• _About this exercise_
Scan the lines below; pull out those with "title".

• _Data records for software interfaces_
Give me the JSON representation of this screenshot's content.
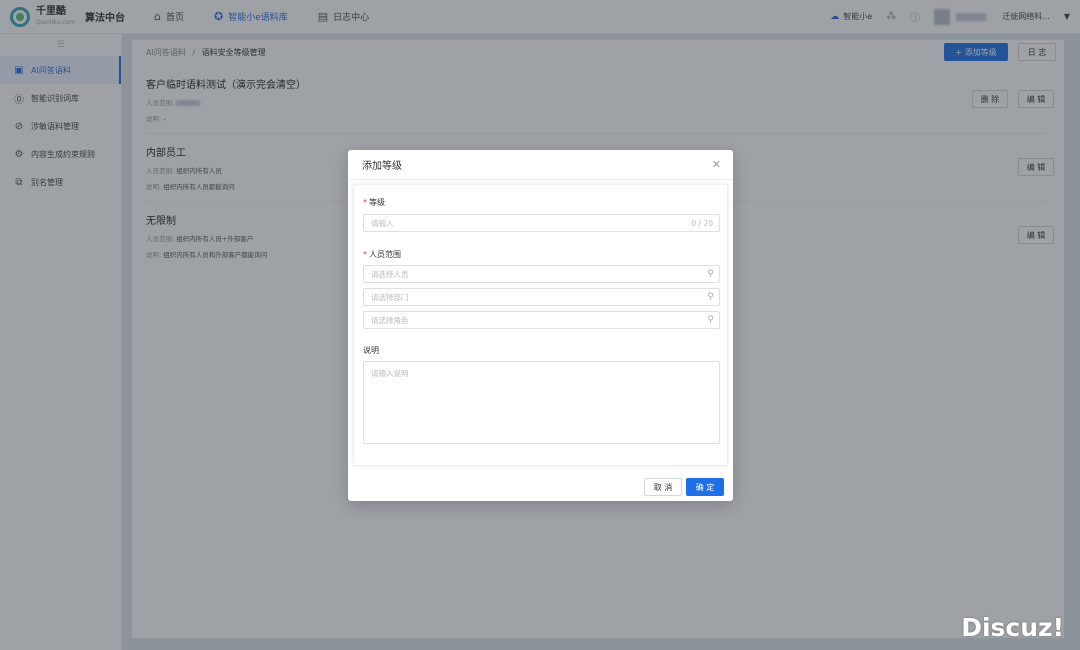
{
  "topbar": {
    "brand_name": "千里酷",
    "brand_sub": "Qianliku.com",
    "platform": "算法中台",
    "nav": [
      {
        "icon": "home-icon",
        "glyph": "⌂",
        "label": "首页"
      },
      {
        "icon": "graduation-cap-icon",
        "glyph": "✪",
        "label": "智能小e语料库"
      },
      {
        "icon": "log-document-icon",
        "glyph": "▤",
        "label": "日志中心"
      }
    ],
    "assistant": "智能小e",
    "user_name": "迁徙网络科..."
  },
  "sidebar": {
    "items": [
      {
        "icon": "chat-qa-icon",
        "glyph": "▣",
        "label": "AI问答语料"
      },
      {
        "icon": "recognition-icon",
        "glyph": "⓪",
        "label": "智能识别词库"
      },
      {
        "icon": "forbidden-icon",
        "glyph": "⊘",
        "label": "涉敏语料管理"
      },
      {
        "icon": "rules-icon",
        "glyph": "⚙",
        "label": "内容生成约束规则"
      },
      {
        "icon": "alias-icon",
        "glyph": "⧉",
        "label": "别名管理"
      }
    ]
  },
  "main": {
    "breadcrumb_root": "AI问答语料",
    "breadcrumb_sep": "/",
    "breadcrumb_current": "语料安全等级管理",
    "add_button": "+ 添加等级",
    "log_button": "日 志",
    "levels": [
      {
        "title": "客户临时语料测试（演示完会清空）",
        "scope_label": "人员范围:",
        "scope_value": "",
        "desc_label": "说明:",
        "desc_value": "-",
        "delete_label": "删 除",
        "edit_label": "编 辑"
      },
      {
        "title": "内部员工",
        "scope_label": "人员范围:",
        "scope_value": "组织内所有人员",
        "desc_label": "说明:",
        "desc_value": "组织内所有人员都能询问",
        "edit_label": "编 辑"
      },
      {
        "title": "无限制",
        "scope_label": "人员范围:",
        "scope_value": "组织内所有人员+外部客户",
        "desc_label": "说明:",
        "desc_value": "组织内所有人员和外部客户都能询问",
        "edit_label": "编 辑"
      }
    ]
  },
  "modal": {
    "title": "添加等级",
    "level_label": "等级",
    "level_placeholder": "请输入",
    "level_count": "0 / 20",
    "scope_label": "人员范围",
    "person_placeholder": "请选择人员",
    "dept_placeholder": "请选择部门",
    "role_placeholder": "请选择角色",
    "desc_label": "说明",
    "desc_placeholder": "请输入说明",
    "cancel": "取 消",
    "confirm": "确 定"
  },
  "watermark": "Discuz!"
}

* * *

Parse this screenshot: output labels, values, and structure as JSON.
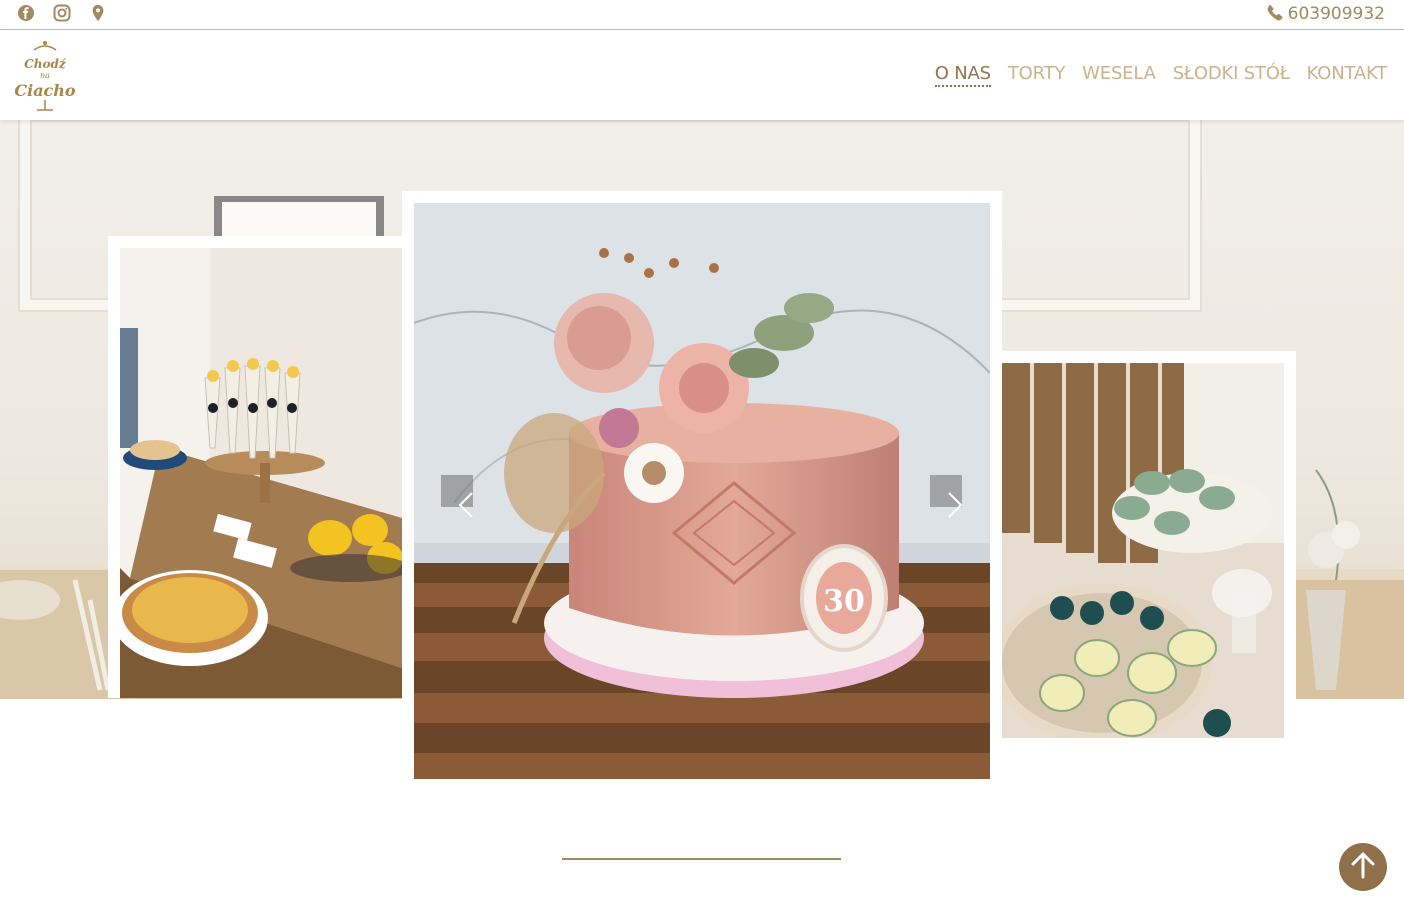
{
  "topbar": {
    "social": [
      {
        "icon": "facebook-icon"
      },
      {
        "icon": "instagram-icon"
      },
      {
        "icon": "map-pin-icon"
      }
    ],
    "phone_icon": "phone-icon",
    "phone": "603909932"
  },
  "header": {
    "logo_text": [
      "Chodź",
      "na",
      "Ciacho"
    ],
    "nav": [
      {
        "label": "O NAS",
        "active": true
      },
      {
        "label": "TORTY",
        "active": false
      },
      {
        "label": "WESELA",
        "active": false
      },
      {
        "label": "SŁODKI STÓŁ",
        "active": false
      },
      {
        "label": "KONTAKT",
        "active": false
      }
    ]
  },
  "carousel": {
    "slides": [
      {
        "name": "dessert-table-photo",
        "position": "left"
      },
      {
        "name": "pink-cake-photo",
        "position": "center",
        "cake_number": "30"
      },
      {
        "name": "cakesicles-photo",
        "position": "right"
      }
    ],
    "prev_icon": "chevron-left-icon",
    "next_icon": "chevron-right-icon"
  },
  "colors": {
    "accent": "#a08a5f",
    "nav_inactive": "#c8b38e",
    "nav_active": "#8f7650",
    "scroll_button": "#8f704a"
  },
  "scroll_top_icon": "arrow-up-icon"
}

• _Response to the task_
        "title": "客户临时语料测试（演示完会清空）",
        "title": "内部员工",
        "title": "无限制",
    "title": "添加等级",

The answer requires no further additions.